PLA (Polylactic acid):
It is the most commonly used material in desktop 3D printing due to its easiness to print and low ecological footprint. It is a renewable thermoplastic used by traditional manufacturing methods in fabricating food packaging containers and biodegradable implants. Within the 3D printing community it is used to make 3D models for presentation purposes due to its beautiful visual appearance. PLA filament comes in both translucent and solid colors, all having a nice luster. It is a brittle material that will break or chip under low to average impact (dropping a part onto a hard surface can chip it), unlike engineering thermoplastics. Does not withstand temperatures higher than 50 C (it will heat deform in a hot car for example). While there are cases where it was used for technical applications, it is normally to be avoided for functional parts unless when used at room temperature and low stress applications.
Newer variants of this material with slightly increased glass transition temperature and/or increased flexibility are providing an eco-friendly solution for a larger range of properties of the 3D printed parts if operation close to room temperature is desired.

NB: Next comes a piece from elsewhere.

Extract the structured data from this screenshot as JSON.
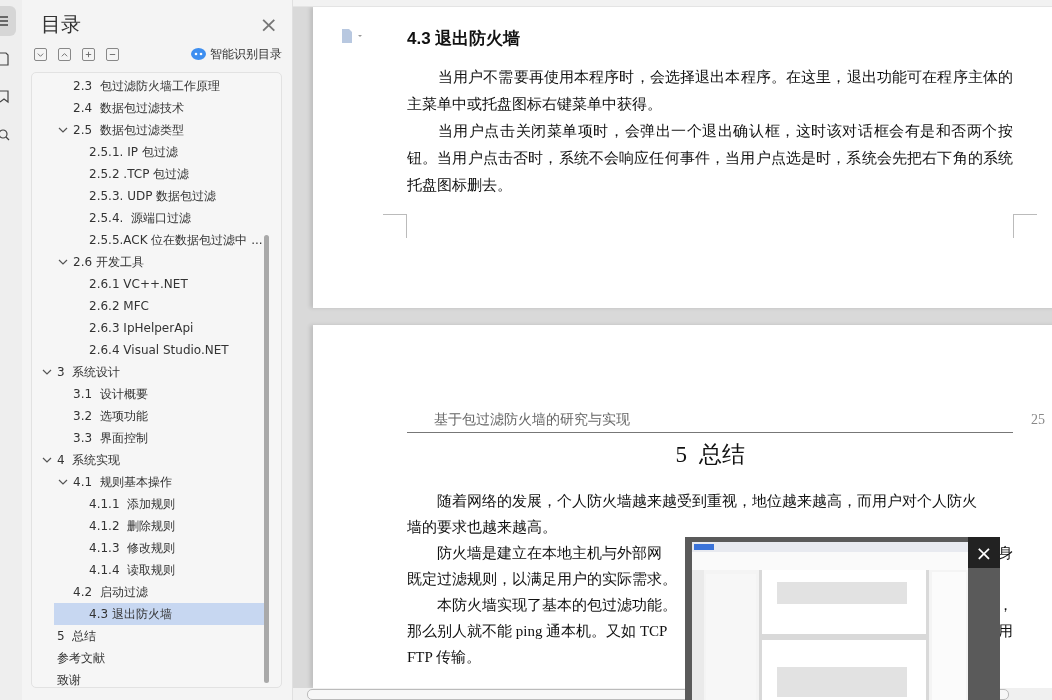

PLA 3D printing:
PLA has a low glass transition temperature of around 50 °C to 60 °C, therefore it can be extruded at temperatures starting at around 180°C to 200 °C. It is possible to extrude PLA using systems that incorporate plastic parts as thermal shields for the hot-end. Historically, DYI open source community favored those kind of designs due to their simplicity and easiness to implement in a hobby 3D printer.
Another consequence of PLA's low transition temperature is that thermal stress in 3D printed parts is practically never an issue when 3D printing at room temperature. PLA is also a very sticky material with a very fluid, sirup like viscosity at extruding temperature, so adhesion on the printed surfaces is good on many surfaces, even at room temperature.
All these properties make PLA a very easy material to 3D print, without the need of a heated bed or enclosure, and 3D printable on DIY extruder systems.
Extruder systems with an all metal hot-end construction can print PLA as long as they have proper cooling. 3FXtrud Uno and 3FXtrud Duo have all metal hot ends that have been extensively tested to print PLA.
3D printing requirements:
An extruder with a hot-end capable of withstanding 220 °C continuously. A heated bed is not required but it helps if it is to be printed on a glass or metal surface. An enclosed printer is not needed since PLA does not warp and softens at around 50 - 60 °C.
|material||Maximum service temperature in air||printing temperature||heated bed (HB)||HB temperature||enclosure|
|PLA||50 - 60 °C||195 - 215 °C||it helps||80 °C 1st layer
60 °C all others
All prices are in USD.